Note for editors
The National Plan for Equity of Access to Higher Education 2015-2019 (‘National Access Plan’) was published in December 2015. The overall vision informing the goals, objectives and actions of the Plan is to ensure that the student body entering, participating in and completing higher education at all levels reflects the diversity and social mix of Ireland’s population. The National Access Plan contains a number of targets to increase participation by specific categories of students. Target groups include entrants from under-represented socio-economic groups and communities; entrants with disabilities; mature entrants and members of the Irish Traveller community and students entering on the basis of a further education award.
Subsequent to the launch of the National Access Plan, the Department established the Programme for Access to Higher Education (PATH) Fund. This Fund comprises dedicated funding to support access to higher education at regional cluster level. The funding will be allocated on a competitive basis to the clusters of higher education to support particular priority areas as determined by the Department.
The Minister for Education and Skills announced €2.5m in Budget 2017 to fund measures to encourage Higher Education Institutions to engage directly with disadvantaged communities in order to attract more disadvantaged students into higher education. The investment over the three years is estimated to cost up to €7.5m.
Following an independent assessment of proposals submitted under Strand 3 (Higher Education Access Fund) of the programme for Access to Higher Education (PATH), Funding is being allocated to regional clusters of HEIs, with indicative Year 1 funding of €1.9 m and indicative funding for 3 years of €5.7m. - funding approval is subject to the submission of revised projects plan which should address budget, evaluation and feedback from the independent assessment panel.
The four successful clusters are as follows:
- University College Cork
- Cork IT
- IT Tralee
- Waterford IT
- IT Carlow
- University of Limerick
- Mary Immaculate College
- Limerick IT
Dublin/Leinster Pillar 1 –
- University College Dublin
- Trinity College Dublin
- National College of Art and Design
- Marino Institute of Education
- Dun Laoghaire Institute of Art, Design and Technology
Leinster Pillar 2 – Mend
- Dublin City University
- Dundalk IT
- Maynooth University
- Athlone IT
Work on the allocation of the remaining funding is being progressed by the HEA.
Key initiatives to be funded:
Dublin Leinster Pillar II
The proposal College Connect aims to enhance educational aspirations for the most socio-economically disadvantaged people in the region, including Travellers, lone parents, students with a disability and programme refugees, through a participative and sustainable suite of activities and resources to illuminate pathways and provide opportunities into, through and beyond higher education.
Leinster Pillar 1
The project proposes the establishment of a Creative Arts Summer School, an Open Learning initiative, a Mentoring initiative and an inter-generational focus on higher education using a “Learning Cities” approach, targeting Irish Travellers, asylum seekers and refugees, lone parents, and students with a disability.
Regional Cluster South
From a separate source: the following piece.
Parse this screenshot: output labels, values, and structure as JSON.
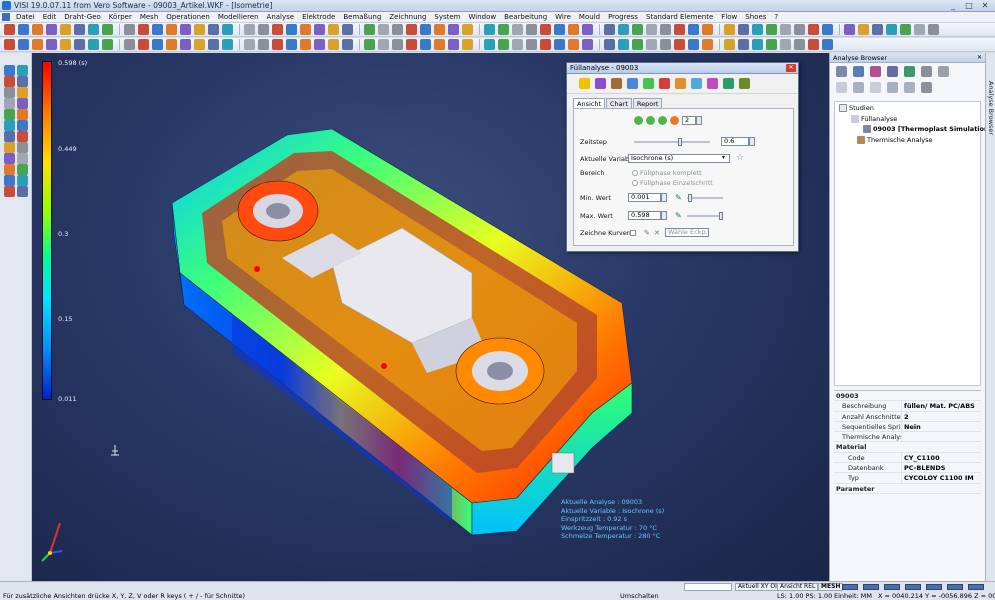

The proposal is to develop four initiatives to support increased participation; design and deliver an accredited Training for Trainers Special Purpose Award in Traveller Cultural Awareness Training, Enabling Transitions Initiative for students with a disability, a Parental Engagement Programme and a mentoring programme on developing teaching and learning strategies.
Regional Cluster Mid-West
This proposal, Destination College from Shannon Consortium (SC) focuses upon introducing several initiatives designed to increase the number of students from the under-represented groups in Limerick schools participating in HEIs over a three-year period. These groups include students from schools in disadvantaged areas, lone parents, students from a Traveller background and early school leavers.